Alas I have no Oscar Trivia involving the number 55 to parcel out on this occassion but it's an important day to mark nonetheless. Oscar ballots fly out to the members of the Academy of Motion Picture Arts & Sciences today (Monday, December 29th) so consider this coming week the buzz freeze. Whatever's happening now is the last minute push.
Many voters have already made up their minds of course but it's up to the campaigns to keep the names and titles of those in the hunt ever present so they don't slip the mind when it comes time to fill out those ballots. This weekend's box office holiday festivities brought coveted attention to Into the Woods and Unbroken (both probably on the Best Picture bubble) and to a lesser degree to Selma (which feels like a sure thing despite its late start) and American Sniper. But other earlier releases have already made their cases. Only A Most Violent Year (with a hugely entertaining performance by Jessica Chastain) and the foreign film hopeful Leviathan have yet to open and are risking New Year's Eve releases.

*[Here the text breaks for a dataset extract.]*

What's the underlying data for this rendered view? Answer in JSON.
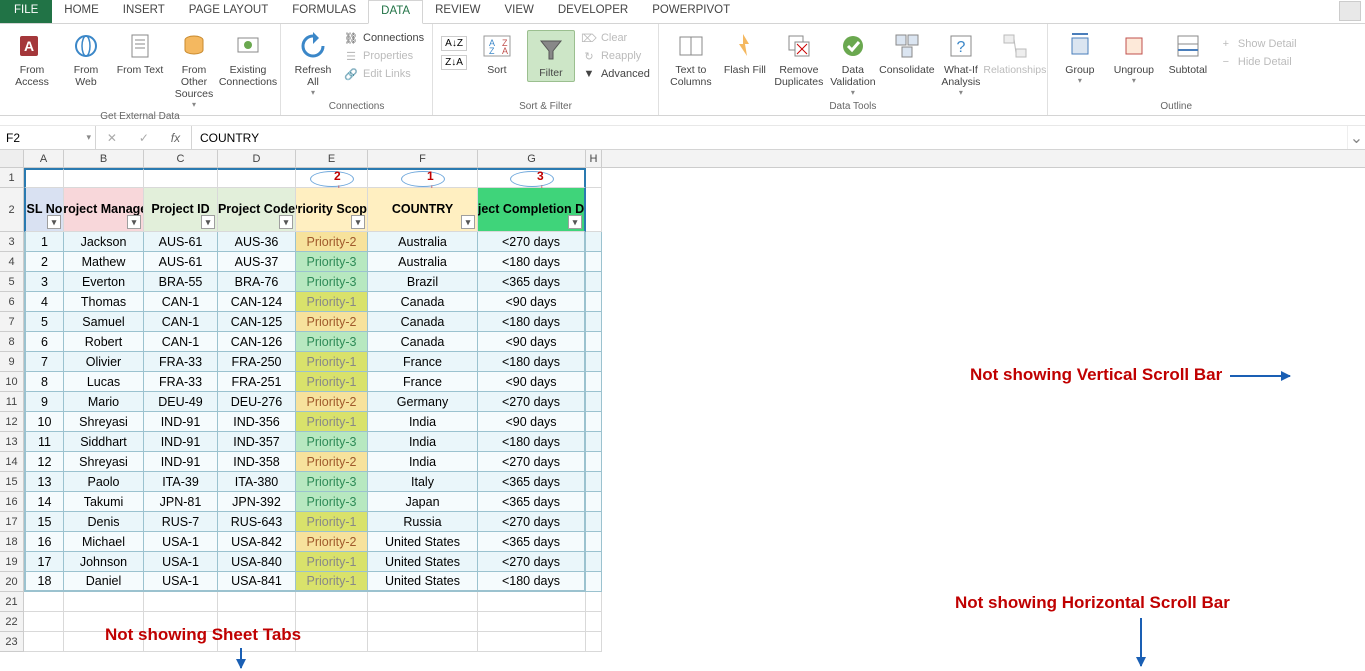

Though there's a place for advocacy in film-blogging we do enough of it here that we shouldn't press our luck by doing it again today. We only ask that any AMPAS member who has stumbled upon this message watch three more screeners before returning their ballots. Carve out six more hours, you can do it. Especially if you're not quite satisfied with your ballot.
And try this nifty trick: Glance over your choices for your branch category and for Best Picture. Are any of the names or titles you've scribbed down simply from power of suggestion - because you've heard it over and over again? If you're looking at the name and you don't feel any passion, chuck it. Vote your heart. Or if you're stumped check out the Oscar charts and consider a longer shot that you totally loved. The only way those triumphs ever get nominated is if the passion vote turns out. It's just like a real election in that way.
I love what James Marsh, the director of The Theory of Everything told me about his ballot (read the interview)
I take it quite seriously. I do indeed evaluate. You can separate technical virtuosity in a film that doesn’t necessarily cohere for you as a movie.
It’s both a pleasure and a duty that should be done carefully and properly. It’s an honor to be an Academy member. And should be one where you meet your responsibilities and not in a cavalier way.
P.S. If you're not lucky enough to have a ballot, let's play the game that the gurus of gold just played (they stumped for Nightcrawler en masse) and suggest three final screeners that each voter should watch before returning their ballot. Go!